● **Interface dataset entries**
_ _ _ _ _ _ _
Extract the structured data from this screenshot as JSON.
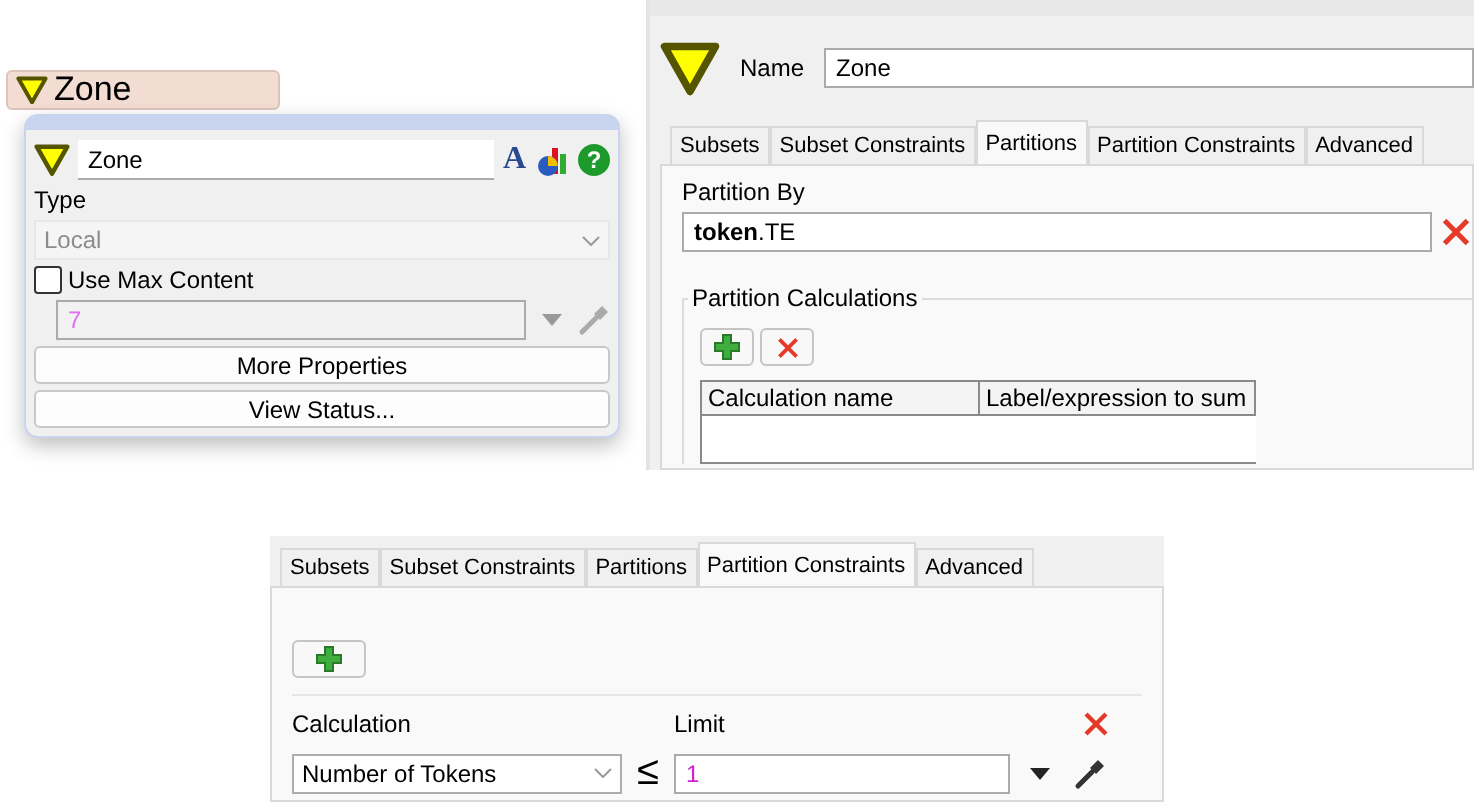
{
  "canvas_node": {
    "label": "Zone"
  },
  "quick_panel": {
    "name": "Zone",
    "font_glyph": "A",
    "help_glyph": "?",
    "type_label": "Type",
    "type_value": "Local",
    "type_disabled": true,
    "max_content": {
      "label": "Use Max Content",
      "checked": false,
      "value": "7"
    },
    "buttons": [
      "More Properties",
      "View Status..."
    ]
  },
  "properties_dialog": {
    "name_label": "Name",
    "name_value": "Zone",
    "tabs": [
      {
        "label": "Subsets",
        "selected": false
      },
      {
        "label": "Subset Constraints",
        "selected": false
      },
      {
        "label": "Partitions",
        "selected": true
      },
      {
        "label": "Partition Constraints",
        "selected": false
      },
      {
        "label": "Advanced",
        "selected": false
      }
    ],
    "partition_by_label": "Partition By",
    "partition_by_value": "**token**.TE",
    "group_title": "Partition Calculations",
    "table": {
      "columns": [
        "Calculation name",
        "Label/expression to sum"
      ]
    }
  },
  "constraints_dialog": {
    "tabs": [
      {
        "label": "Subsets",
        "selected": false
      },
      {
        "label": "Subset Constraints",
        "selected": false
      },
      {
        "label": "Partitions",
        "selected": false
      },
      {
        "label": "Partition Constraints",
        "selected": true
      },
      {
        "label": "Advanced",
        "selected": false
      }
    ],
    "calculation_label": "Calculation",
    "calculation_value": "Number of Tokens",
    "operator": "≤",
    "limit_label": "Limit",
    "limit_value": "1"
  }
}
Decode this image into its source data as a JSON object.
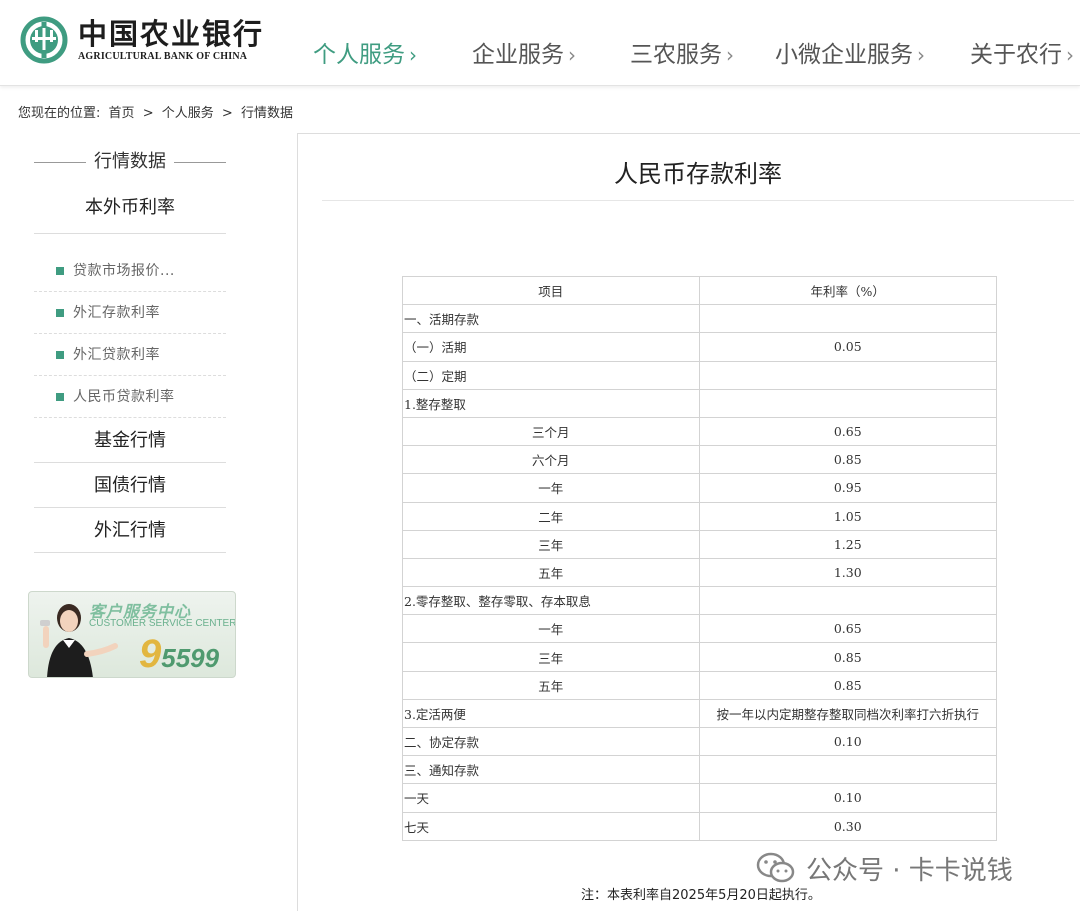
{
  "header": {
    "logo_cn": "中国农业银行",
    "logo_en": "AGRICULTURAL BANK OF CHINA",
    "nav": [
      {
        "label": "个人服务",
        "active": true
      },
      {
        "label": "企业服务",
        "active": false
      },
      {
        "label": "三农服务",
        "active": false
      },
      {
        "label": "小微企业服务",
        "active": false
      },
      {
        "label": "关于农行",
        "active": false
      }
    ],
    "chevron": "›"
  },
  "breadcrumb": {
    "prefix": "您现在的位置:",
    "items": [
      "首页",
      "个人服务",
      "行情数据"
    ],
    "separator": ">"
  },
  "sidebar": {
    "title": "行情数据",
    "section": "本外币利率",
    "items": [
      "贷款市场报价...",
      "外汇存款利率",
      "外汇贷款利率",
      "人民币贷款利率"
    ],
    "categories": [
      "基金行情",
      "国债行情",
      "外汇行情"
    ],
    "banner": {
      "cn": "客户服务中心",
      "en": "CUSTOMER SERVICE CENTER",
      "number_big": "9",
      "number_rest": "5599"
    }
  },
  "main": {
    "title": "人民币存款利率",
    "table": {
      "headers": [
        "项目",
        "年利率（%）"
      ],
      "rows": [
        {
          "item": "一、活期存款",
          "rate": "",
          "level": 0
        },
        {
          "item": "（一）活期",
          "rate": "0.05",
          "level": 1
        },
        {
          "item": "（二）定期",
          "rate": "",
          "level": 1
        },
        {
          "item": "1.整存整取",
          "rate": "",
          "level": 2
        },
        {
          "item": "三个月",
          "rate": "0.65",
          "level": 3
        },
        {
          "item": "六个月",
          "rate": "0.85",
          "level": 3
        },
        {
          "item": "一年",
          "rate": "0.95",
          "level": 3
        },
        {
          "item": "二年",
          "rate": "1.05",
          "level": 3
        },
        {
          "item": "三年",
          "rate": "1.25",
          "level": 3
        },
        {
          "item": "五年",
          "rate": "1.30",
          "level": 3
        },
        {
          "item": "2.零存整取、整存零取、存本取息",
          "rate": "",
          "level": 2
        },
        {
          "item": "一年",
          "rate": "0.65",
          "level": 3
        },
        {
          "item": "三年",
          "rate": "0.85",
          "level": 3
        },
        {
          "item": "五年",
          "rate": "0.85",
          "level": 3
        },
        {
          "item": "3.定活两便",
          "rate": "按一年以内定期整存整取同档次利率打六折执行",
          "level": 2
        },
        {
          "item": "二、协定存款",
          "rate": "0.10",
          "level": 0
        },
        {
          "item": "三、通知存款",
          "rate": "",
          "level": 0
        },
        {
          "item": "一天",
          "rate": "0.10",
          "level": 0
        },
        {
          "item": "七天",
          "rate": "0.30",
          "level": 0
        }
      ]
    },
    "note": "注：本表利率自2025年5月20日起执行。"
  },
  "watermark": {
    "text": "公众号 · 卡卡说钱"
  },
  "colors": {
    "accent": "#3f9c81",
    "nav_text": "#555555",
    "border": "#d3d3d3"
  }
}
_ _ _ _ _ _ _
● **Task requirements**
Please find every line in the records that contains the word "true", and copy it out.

● **Output**
    "type_disabled": true,
        "selected": true
        "selected": true
        "active": true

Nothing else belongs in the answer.